The demanding grape only ripens completely in warm sites. It should be planted in good, south-facing sites that are not too high in altitude. It prefers somewhat barren ground to heavier soils, but thrives best in good, deep soil. Yields are average. It achieves ripeness levels on a par with Silvaner.
Sauvignon Blanc numbers among the wines that have a wealth of aromas and flavors. Dry versions are redolent of bell pepper, black currant, citrus fruits, and gooseberry. In general, they have a fairly pronounced acidity that lends them a fresh character.
Although this white grape is grown primarily in southwestern France, it has made great inroads in recent decades and is now cultivated around the world.
With ca. 80,000 ha worldwide, Sauvignon Blanc is one of the most widely planted white grape varieties. Historical documents show that it was in France by at least a.D. 280, where it was cultivated in the Loire Valley before spreading elsewhere.
In the meantime, there are now ca. 600 ha of Sauvignon Blanc vines in Germany, primarily in the Pfalz, Rheinhessen, and Baden, and to the suprise of some, a number of these wines have received very high marks at international tastings in recent years.

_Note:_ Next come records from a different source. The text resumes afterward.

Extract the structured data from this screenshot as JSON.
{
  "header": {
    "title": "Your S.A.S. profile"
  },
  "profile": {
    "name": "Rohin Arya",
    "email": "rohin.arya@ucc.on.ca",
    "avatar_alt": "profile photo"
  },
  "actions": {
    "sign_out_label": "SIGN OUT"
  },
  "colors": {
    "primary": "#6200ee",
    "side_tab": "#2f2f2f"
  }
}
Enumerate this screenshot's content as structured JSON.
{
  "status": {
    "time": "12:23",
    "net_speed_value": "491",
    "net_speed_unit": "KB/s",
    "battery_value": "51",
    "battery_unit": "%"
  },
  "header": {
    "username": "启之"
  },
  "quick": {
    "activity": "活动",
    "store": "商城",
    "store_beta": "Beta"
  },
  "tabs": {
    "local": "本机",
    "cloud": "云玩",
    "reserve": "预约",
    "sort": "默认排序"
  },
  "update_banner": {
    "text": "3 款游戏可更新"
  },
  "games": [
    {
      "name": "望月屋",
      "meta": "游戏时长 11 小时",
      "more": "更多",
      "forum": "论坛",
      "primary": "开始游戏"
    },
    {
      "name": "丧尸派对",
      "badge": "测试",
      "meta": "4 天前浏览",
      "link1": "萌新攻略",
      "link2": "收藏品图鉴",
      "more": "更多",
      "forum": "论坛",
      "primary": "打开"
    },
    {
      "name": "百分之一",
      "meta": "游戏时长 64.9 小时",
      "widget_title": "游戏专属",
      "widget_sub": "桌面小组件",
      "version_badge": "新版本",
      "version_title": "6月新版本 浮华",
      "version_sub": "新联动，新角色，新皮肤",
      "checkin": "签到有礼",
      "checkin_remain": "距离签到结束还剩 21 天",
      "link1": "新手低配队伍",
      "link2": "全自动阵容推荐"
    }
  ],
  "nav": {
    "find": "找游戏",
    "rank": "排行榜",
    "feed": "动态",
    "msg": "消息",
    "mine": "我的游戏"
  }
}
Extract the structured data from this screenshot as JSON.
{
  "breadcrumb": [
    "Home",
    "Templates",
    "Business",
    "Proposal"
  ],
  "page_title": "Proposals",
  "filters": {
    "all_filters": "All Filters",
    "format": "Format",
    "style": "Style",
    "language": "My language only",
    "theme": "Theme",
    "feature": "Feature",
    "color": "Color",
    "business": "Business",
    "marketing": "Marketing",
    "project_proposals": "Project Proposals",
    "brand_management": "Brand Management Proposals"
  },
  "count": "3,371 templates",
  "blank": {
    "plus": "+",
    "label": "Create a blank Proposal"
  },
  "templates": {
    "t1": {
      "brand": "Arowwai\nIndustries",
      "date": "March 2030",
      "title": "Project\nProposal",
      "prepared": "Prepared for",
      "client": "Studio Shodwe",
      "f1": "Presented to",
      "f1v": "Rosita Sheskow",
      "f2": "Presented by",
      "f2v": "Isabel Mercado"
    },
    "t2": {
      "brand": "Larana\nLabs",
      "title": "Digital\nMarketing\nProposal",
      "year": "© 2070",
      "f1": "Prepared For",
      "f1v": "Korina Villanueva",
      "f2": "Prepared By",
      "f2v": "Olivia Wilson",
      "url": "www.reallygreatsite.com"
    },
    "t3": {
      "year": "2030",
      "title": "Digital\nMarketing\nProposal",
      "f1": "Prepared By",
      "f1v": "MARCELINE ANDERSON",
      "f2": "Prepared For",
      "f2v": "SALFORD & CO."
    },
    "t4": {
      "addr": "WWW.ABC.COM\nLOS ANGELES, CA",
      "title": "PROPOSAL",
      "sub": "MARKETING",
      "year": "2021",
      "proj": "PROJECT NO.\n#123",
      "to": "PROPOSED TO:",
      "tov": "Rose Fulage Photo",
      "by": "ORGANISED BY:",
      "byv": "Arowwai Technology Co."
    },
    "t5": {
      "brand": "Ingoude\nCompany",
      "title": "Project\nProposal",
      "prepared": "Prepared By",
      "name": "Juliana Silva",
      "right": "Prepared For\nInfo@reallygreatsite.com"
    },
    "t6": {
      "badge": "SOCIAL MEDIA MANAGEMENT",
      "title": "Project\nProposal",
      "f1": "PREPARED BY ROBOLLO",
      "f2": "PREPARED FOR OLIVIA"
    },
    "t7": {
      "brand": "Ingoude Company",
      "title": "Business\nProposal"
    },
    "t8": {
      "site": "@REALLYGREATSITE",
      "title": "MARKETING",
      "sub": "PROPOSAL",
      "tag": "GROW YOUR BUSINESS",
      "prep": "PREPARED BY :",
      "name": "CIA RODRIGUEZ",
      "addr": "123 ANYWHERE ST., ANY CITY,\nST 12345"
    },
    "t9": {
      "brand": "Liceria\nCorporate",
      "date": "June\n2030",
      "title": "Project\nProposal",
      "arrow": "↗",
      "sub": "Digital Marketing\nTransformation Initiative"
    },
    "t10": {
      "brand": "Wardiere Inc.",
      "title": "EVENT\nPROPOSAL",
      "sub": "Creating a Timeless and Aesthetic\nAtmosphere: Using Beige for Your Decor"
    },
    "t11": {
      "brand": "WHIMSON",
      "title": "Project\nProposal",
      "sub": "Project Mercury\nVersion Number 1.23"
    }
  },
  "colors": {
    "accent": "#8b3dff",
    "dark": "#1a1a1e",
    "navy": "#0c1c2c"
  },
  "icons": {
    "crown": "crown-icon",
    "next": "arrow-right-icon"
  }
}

The wines are excellent with fish, seafood, and vegetable dishes, as well as pasta in creamy sauces. Highly recommended is a glass of Sauvignon Blanc with goats’ milk cheese. It is also popular solo, as an apéritif.